The wisdom in this was that it allowed the Greek rulers to win the respect of the native peoples and govern them in peace. In Egypt, the Hellenistic rulers–the Ptolemies–took on the image of the ancient pharaohs. In India, the Hellenistic rulers–the Seleucids–embraced many Buddhist ideas. In Israel, however, the Hellenistic rulers were not so well received. After all, the Jews did not see their religious doctrine as something they had cleverly designed themselves. The Jews believed their Scriptures and way of life was the will of God–and that it was not to be mixed with the ideas and ways of the Goyim (foreign nations).
The Rise of Rome
We have studied the history of the Roman Republic. If you don’t remember the lesson clearly, you may wish to go back and review it. The Republic was established in 509 BC and it grew silently in the west as Greek history ran its course.
The Greeks had everything, but as Jesus taught, “A kingdom divided against itself cannot stand.” Rather than taking advantage of the opportunities they were given, the Greeks fought amongst themselves. Constantly beating one another down, they squandered whatever strength they might have had and allowed the Romans the chance to take advantage of the situation. In our next lesson, we will study the Punic Wars, during which the Romans became a great military power and ultimately prepared themselves for war with the Greeks.

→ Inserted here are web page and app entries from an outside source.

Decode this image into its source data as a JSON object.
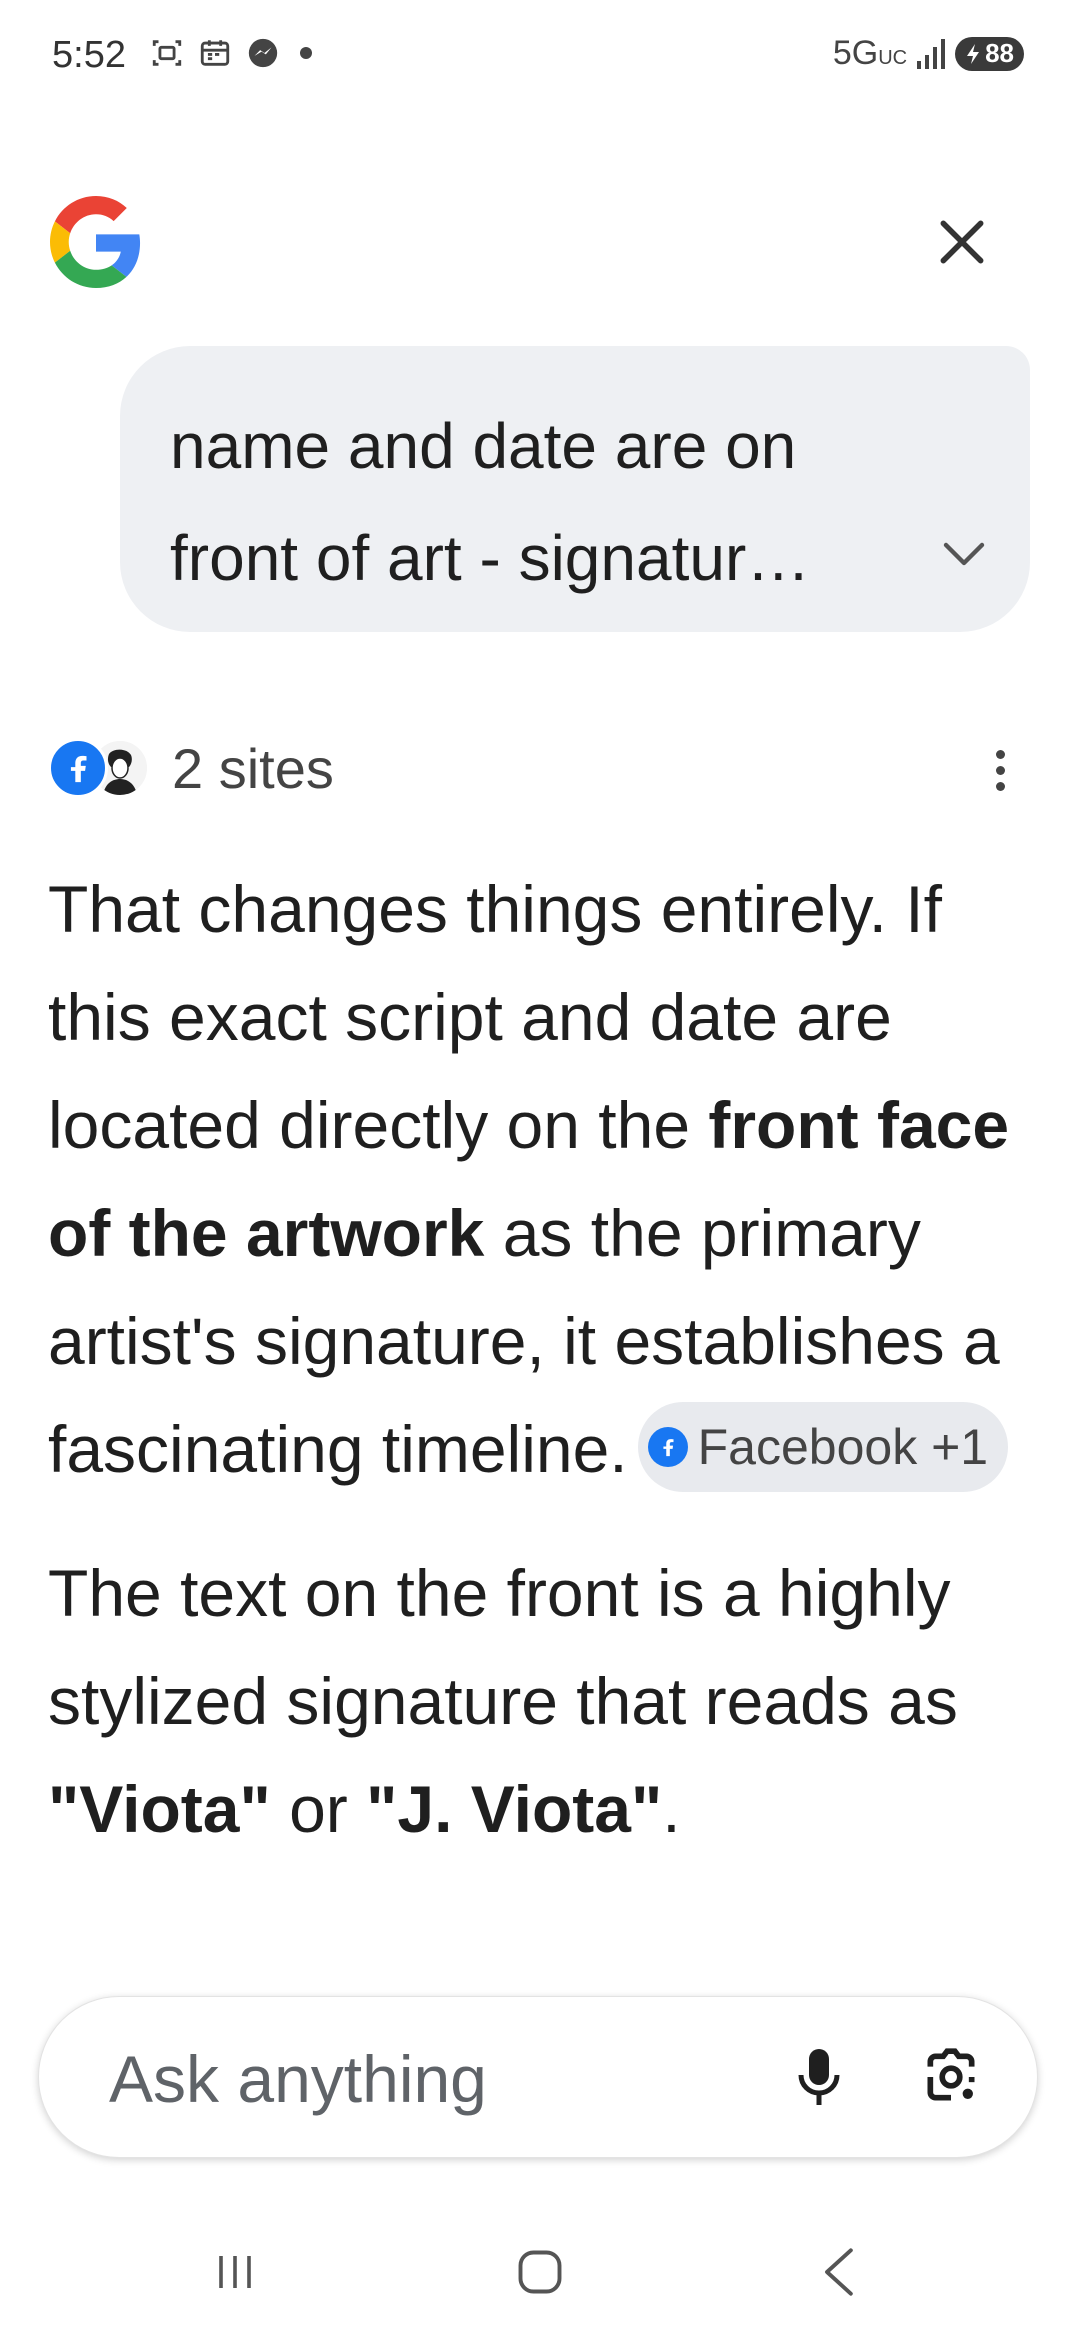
{
  "status_bar": {
    "time": "5:52",
    "network": "5G",
    "network_sub": "UC",
    "battery": "88",
    "icons": [
      "screenshot-icon",
      "calendar-icon",
      "messenger-icon",
      "notification-dot-icon",
      "signal-icon",
      "battery-icon"
    ]
  },
  "header": {
    "logo_icon": "google-g-logo",
    "close_icon": "close-icon"
  },
  "query": {
    "text": "name and date are on front of art - signatur…",
    "expand_icon": "chevron-down-icon"
  },
  "sources": {
    "label": "2 sites",
    "favicons": [
      "facebook-icon",
      "person-avatar-icon"
    ],
    "menu_icon": "more-vert-icon"
  },
  "answer": {
    "p1_a": "That changes things entirely. If this exact script and date are located directly on the ",
    "p1_bold": "front face of the artwork",
    "p1_b": " as the primary artist's signature, it establishes a fascinating timeline.",
    "citation_label": "Facebook +1",
    "p2_a": "The text on the front is a highly stylized signature that reads as ",
    "p2_bold1": "\"Viota\"",
    "p2_mid": " or ",
    "p2_bold2": "\"J. Viota\"",
    "p2_end": "."
  },
  "input": {
    "placeholder": "Ask anything",
    "mic_icon": "mic-icon",
    "lens_icon": "google-lens-icon"
  },
  "nav": {
    "icons": [
      "recent-apps-icon",
      "home-icon",
      "back-icon"
    ]
  },
  "colors": {
    "bubble_bg": "#eef0f3",
    "chip_bg": "#e8eaee",
    "facebook_blue": "#1877f2",
    "text": "#1f1f1f",
    "muted": "#5f6368"
  }
}
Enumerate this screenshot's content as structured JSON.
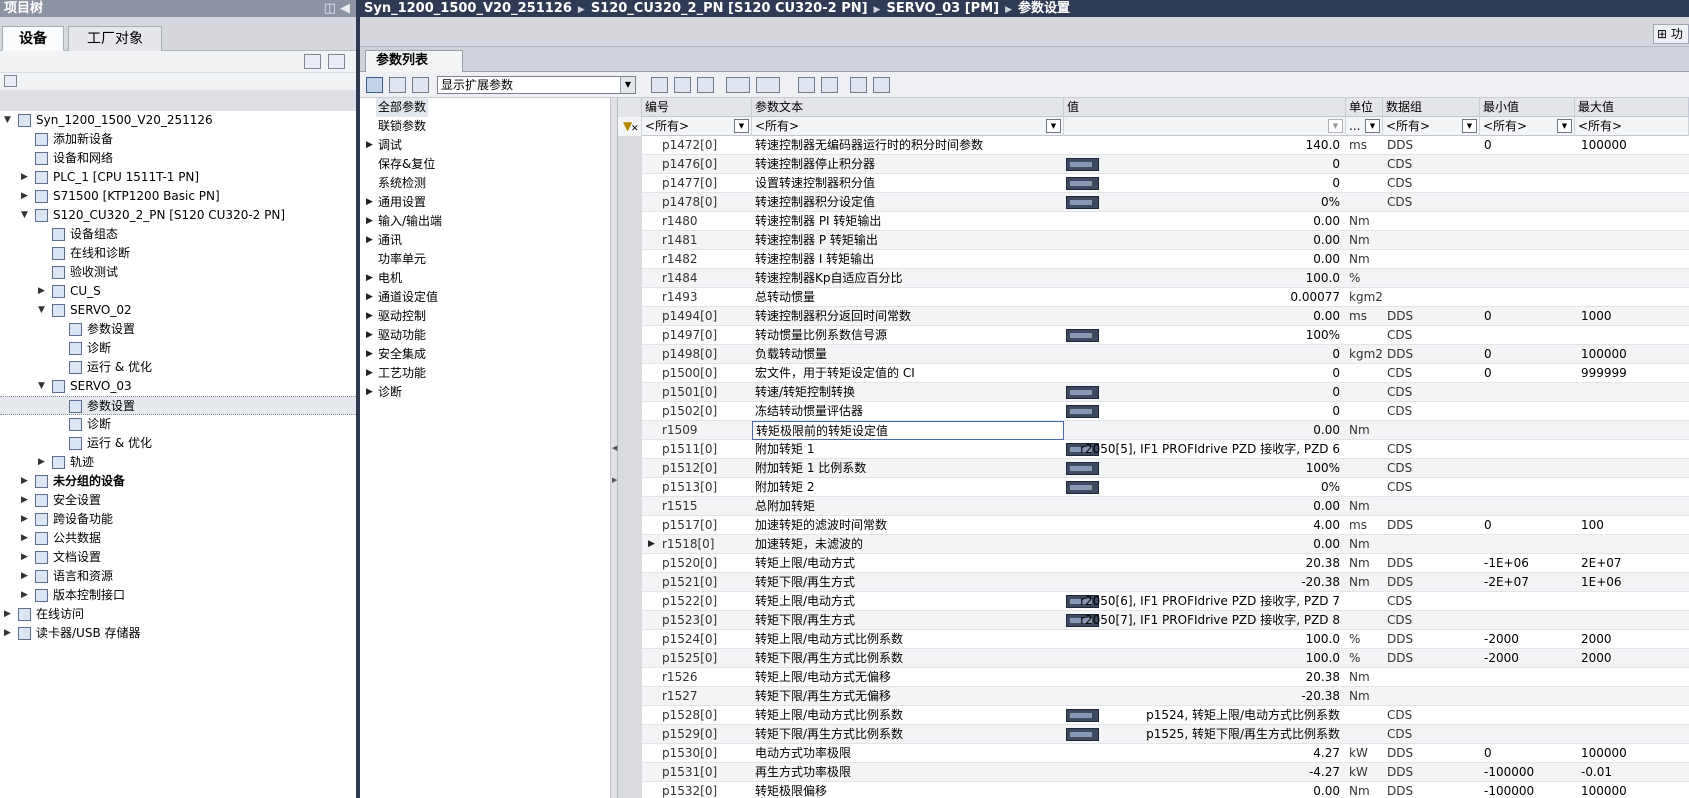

History provides us with many examples of wasted opportunities, but the Greeks rank among the greatest failures in world history. Not only did they throw away an opportunity to enjoy great peace and prosperity after the Persian Wars, but after getting a second chance with Alexander and conquering the entire world–they did the same thing!
The history of the Greeks gives us an excellent lesson on the foolishness of the human heart. We often complain about not having this or that and imagine that if we did have them, then we would be happy. History proves that this is not true. Wise Solomon said, “The eye is not satisfied with seeing nor is the ear filled with hearing.”, and we know that when we get what we want, we usually want more.
Contentment and brotherly love would have given the Greeks one of the most prosperous civilizations in all of world history. While they trained great warriors, won mighty battles and spread their borders through all the earth, they were ultimately defeated by their own sins. Let us learn this important lesson and seek the life Our Lord showed us.
- 3500 BC – 750 BC: Ancient World
- 2000 BC – 1780 BC: Life of Abraham
- 1450 BC – 1410 BC: Hebrew Exodus
- 1200 BC: The Trojan War
- 1000 BC – 960 BC: Reign of King David
- 960 BC: The Temple of Solomon
- 753 BC: City of Rome Founded
- 750 BC: Homer Writes the Iliad & Odyssey
- 722 BC: Assyrian Captivity
- 600-535 BC: The Prophet Daniel in Babylon
- 586 BC: Babylonian Captivity
- 530-450 BC: Esdras the Scribe
- 509 – 31 BC: The Roman Republic
- 750 BC – 500 AD: Classical World
- 480 – 323 BC: Classical Greece
- 336 – 323 BC: Conquests of Alexander the Great
- 323 – 146 BC: The Hellenistic World
- 500 AD – 1500 AD: Medieval World
- 1500 AD – Present: Modern World
- World Chronology, Lesson 20 Exam